Once admitted to the Athletic Training cohort, the minimum number of clinical education hours is 10 hours/week for 15 weeks each long semester (Fall or Spring). Sophomore students in the AT program (Level 1 students) are permitted to engage in no more than 20 hours of clinical education per week, Level 2 students (juniors) have a 25 hour per week maximum, and senior athletic training students (Level 3) may participate in up to 30 hours of clinical education per week.

8. What are the daily expectations of an athletic training student?

Our expectations are quite high. Each athletic training student is expected to conduct him or herself in a professional manner. Evidence of professional conduct includes being on time for classes and clinical assignments, taking responsibility for one’s own behavior, and making the most of the structured learning opportunities that occur in our classrooms, laboratories and clinical education experiences.

9. How are sport assignments made? Can I pick my sport assignment?

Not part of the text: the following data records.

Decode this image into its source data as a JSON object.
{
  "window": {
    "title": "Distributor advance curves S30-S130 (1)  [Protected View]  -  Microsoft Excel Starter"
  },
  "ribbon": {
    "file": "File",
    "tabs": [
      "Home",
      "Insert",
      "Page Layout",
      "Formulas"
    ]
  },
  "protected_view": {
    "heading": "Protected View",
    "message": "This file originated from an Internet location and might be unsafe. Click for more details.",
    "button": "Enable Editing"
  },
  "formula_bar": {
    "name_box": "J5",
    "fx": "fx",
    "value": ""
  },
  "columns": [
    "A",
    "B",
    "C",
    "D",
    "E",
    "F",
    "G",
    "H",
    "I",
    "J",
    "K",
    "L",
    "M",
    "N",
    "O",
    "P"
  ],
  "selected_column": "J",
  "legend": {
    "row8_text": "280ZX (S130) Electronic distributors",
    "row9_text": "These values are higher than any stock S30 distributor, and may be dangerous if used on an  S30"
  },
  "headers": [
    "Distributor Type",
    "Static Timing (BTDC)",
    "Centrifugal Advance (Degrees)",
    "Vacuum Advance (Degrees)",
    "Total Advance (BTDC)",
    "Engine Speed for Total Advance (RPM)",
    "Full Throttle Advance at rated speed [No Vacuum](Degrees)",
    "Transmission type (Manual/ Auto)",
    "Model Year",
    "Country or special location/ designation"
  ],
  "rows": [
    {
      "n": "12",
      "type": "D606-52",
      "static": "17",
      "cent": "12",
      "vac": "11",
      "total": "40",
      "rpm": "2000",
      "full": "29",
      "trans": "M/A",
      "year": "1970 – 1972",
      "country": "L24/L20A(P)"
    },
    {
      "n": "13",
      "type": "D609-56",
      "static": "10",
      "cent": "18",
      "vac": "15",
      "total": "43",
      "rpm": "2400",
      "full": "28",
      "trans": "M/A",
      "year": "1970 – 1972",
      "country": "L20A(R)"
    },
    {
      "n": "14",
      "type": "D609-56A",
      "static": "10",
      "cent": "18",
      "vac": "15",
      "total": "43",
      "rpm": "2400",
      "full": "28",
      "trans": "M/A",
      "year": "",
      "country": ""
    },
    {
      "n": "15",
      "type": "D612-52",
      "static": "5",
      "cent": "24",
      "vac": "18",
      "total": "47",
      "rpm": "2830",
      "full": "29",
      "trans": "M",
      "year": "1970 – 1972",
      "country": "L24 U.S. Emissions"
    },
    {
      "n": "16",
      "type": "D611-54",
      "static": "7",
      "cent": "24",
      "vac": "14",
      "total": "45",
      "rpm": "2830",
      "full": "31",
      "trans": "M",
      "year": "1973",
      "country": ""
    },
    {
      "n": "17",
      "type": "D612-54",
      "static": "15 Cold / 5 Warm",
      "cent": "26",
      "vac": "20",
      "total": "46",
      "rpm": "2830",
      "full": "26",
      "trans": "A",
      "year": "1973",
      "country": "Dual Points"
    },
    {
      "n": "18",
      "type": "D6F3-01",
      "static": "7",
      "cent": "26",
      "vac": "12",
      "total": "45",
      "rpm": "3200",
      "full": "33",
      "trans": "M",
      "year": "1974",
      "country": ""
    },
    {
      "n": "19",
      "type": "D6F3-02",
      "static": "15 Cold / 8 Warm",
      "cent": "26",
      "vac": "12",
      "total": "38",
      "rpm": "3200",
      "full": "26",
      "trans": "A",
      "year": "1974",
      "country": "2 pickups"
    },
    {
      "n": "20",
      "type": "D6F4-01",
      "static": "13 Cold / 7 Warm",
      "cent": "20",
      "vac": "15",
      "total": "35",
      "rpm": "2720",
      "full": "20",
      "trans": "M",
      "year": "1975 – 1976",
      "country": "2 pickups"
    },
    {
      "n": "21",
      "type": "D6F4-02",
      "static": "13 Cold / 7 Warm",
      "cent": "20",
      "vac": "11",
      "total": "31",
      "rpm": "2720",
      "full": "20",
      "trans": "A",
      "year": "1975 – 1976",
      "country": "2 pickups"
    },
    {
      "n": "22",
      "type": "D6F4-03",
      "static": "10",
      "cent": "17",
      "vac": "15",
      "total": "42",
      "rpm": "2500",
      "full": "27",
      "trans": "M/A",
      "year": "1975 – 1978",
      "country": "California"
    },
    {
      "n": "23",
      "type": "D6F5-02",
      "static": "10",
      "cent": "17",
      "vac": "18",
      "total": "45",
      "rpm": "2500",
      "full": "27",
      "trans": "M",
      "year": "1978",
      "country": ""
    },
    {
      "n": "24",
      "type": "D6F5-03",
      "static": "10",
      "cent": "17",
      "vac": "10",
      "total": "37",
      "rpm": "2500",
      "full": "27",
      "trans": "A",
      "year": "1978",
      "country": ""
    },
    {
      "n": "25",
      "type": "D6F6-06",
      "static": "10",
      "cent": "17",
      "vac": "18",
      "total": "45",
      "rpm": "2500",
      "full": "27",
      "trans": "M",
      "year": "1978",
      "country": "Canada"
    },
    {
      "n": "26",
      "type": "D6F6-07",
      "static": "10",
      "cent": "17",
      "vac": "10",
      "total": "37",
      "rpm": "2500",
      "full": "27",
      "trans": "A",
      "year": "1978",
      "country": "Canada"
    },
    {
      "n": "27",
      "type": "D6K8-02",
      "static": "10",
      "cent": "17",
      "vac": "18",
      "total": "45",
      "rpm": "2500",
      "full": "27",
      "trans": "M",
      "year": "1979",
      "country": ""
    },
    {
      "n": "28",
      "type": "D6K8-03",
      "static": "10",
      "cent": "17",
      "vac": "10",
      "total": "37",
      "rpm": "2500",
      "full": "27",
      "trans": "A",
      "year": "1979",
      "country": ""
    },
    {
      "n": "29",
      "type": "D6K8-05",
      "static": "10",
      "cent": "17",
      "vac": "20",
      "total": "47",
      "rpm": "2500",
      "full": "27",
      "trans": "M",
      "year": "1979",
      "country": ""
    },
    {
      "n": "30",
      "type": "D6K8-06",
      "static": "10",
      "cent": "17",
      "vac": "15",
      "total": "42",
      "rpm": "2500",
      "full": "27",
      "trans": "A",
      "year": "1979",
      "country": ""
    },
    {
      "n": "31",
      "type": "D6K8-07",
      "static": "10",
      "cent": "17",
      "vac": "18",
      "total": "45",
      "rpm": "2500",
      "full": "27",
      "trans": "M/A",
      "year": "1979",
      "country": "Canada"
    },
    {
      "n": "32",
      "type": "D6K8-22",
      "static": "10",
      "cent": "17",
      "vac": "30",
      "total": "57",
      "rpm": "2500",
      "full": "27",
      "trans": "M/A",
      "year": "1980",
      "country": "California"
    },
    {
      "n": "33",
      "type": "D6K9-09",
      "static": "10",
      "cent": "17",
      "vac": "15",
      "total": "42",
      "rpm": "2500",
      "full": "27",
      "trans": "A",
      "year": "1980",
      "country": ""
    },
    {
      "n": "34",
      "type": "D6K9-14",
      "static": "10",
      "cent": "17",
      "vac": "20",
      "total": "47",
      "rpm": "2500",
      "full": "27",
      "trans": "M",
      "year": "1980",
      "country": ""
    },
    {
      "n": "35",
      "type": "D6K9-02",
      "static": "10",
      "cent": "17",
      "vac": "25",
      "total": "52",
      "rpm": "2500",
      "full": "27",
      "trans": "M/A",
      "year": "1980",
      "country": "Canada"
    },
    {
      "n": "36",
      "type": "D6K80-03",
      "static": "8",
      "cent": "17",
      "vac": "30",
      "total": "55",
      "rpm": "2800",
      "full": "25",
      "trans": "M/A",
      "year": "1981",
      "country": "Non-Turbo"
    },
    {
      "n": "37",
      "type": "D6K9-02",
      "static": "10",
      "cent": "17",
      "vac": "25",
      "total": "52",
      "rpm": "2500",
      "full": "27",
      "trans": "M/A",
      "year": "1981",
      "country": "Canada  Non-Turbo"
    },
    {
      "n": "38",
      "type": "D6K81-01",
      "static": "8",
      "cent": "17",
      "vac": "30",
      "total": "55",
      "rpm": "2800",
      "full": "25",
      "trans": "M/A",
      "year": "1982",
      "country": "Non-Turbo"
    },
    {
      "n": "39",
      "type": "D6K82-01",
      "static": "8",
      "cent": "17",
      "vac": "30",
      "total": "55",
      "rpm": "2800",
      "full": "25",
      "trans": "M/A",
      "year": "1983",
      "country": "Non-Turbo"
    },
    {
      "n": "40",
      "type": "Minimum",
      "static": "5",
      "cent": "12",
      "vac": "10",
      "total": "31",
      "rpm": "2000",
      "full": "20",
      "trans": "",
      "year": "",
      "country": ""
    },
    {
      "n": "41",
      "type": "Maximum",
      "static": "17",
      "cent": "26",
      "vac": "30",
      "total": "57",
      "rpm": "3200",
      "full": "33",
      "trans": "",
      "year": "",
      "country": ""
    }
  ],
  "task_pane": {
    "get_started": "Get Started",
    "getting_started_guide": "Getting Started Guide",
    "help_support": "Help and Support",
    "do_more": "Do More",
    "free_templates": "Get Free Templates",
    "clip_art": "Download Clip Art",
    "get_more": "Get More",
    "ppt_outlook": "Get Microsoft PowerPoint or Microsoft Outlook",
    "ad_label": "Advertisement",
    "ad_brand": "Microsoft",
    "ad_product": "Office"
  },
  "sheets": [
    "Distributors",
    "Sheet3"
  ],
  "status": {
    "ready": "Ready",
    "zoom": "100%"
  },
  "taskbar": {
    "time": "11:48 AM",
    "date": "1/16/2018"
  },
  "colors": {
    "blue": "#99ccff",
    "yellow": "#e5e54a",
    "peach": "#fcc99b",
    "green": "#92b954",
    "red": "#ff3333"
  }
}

The clinical education experiences at Texas State University are highly-structured and designed to encompass a three-year period.

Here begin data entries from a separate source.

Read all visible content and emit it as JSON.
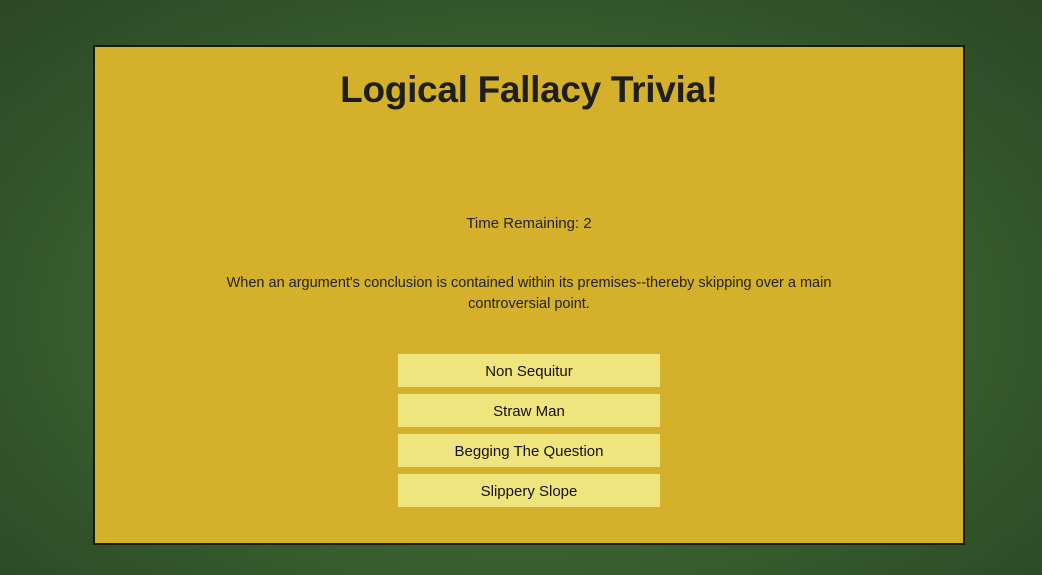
{
  "game": {
    "title": "Logical Fallacy Trivia!",
    "timer_text": "Time Remaining: 2",
    "question": "When an argument's conclusion is contained within its premises--thereby skipping over a main controversial point.",
    "answers": [
      {
        "label": "Non Sequitur"
      },
      {
        "label": "Straw Man"
      },
      {
        "label": "Begging The Question"
      },
      {
        "label": "Slippery Slope"
      }
    ]
  },
  "colors": {
    "background": "#3f6b34",
    "board": "#d5b02b",
    "answer_button": "#f0e47f",
    "text": "#1f1f1a"
  }
}
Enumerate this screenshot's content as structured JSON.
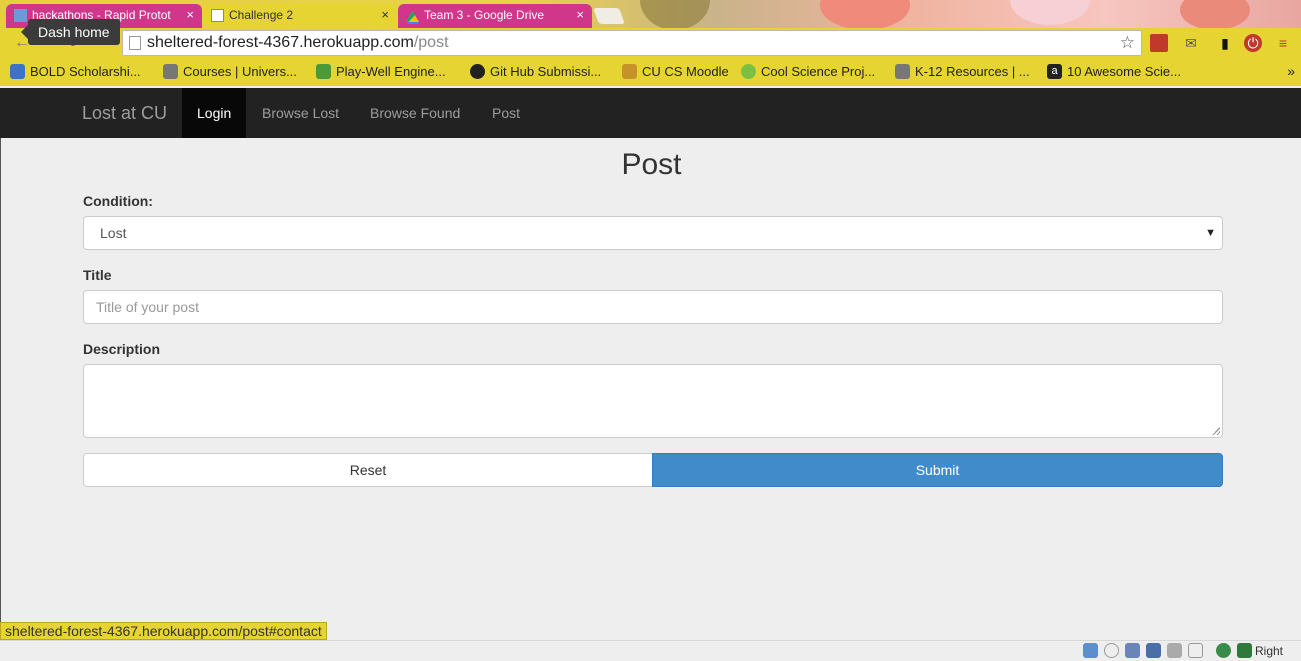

Every semester, each athletic training student is assigned to an individual certified athletic trainer or health care provider who serves as that student’s preceptor. The athletic training student learns under the direct supervision of a particular allied health professional in the performance of his or her clinical practice for part or all of an entire semester, and obtains supervised clinical education experiences in that clinical instructor’s specific intercollegiate sport assignment or realm of clinical practice of medicine or physical therapy.

Our students do have some input into the process of assigning preceptors and venues, e.g., the Dr. Bobby Patton Athletic Training Room, the David Gish Bobcat Stadium End Zone Complex, 1 of our 8 affiliated local high schools, but do not directly choose their clinical assignments. During the senior year (Level 3), an athletic training student can request a clinical education assignment that reflects her/his professional goals, e.g., a senior who wants to work as a high school athletic trainer after graduation will be assigned to a local high school for an additional semester of clinical education/experience at that level.

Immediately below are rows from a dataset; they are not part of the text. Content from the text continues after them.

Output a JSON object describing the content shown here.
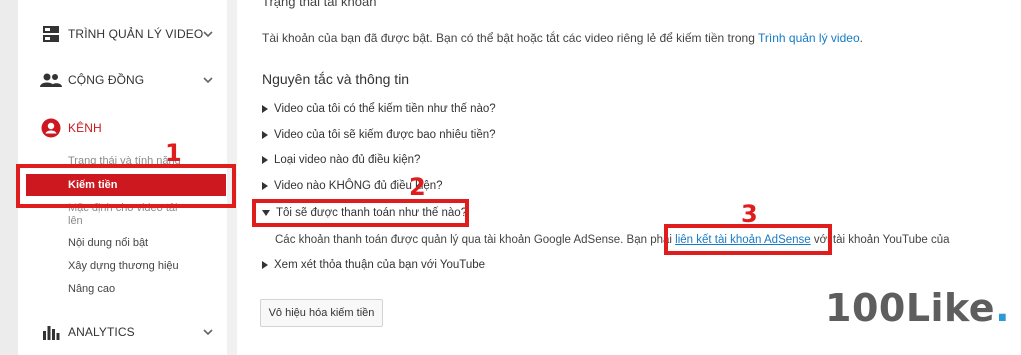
{
  "sidebar": {
    "sections": [
      {
        "label": "TRÌNH QUẢN LÝ VIDEO",
        "icon": "video-manager-icon"
      },
      {
        "label": "CỘNG ĐỒNG",
        "icon": "community-icon"
      },
      {
        "label": "KÊNH",
        "icon": "channel-icon"
      },
      {
        "label": "ANALYTICS",
        "icon": "analytics-icon"
      }
    ],
    "channel_items": [
      "Trạng thái và tính năng",
      "Kiếm tiền",
      "Mặc định cho video tải",
      "lên",
      "Nội dung nổi bật",
      "Xây dựng thương hiệu",
      "Nâng cao"
    ]
  },
  "main": {
    "account_status_title": "Trạng thái tài khoản",
    "status_text": "Tài khoản của bạn đã được bật. Bạn có thể bật hoặc tắt các video riêng lẻ để kiếm tiền trong ",
    "status_link": "Trình quản lý video",
    "status_suffix": ".",
    "section_title": "Nguyên tắc và thông tin",
    "faq": [
      "Video của tôi có thể kiếm tiền như thế nào?",
      "Video của tôi sẽ kiếm được bao nhiêu tiền?",
      "Loại video nào đủ điều kiện?",
      "Video nào KHÔNG đủ điều kiện?",
      "Tôi sẽ được thanh toán như thế nào?",
      "Xem xét thỏa thuận của bạn với YouTube"
    ],
    "answer_prefix": "Các khoản thanh toán được quản lý qua tài khoản Google AdSense. Bạn phải ",
    "answer_link": "liên kết tài khoản AdSense",
    "answer_suffix": " với tài khoản YouTube của",
    "disable_button": "Vô hiệu hóa kiếm tiền"
  },
  "annotations": {
    "n1": "1",
    "n2": "2",
    "n3": "3"
  },
  "watermark": {
    "text": "100Like",
    "dot": "."
  },
  "colors": {
    "accent_red": "#cc181e",
    "annotation_red": "#e01d1d",
    "link_blue": "#167ac6"
  }
}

10. Do athletic training students get to travel with the Texas State University teams?

Yes, athletic training students may have the opportunity to travel with their supervising athletic trainer depending upon their level within the program and clinical education assignment. Travel schedules vary from semester to semester and from sport to sport.

11. What about summer Athletic Training internships with professional sports teams?

Recently we have had quite a number of our students accepted for summer internship positions with various professional sports teams. We have had students selected for internships with five NFL teams— Carolina Panthers, Dallas Cowboys, Houston Texans, Jacksonville Jaguars and the St. Louis Rams. In 2015, one of our female AT students obtained a paid summer internship with the LA Galaxy in the Major League Soccer (MLS).

12. What is the difference between accredited and non-accredited athletic training education programs?

The accrediting agency for entry-level athletic training programs in the United States is the Commission on Accreditation of Athletic Training Education (CAATE), and its headquarters are in Austin, Texas. There are currently 22 entry-level CAATE-accredited programs (15 bachelor’s degree programs and 7 entry level masters’ degree programs) in Texas.

Only graduates from CAATE accredited programs may sit for the national BOC examination and become certified athletic trainers (earning the “ATC” credential). Completion of Texas State University’s program also qualifies the graduate to take the examination offered by the Texas Department of Licensing and Registration (TDLR) to become a licensed athletic trainer (earning the “LAT” credential) in Texas.

If you have additional questions about our program, please contact the Program Director, Dr. Darcy Downey at dd09@txstate.edu or by phone at 512-245-2980.

Thank you for your interest in Texas State University!!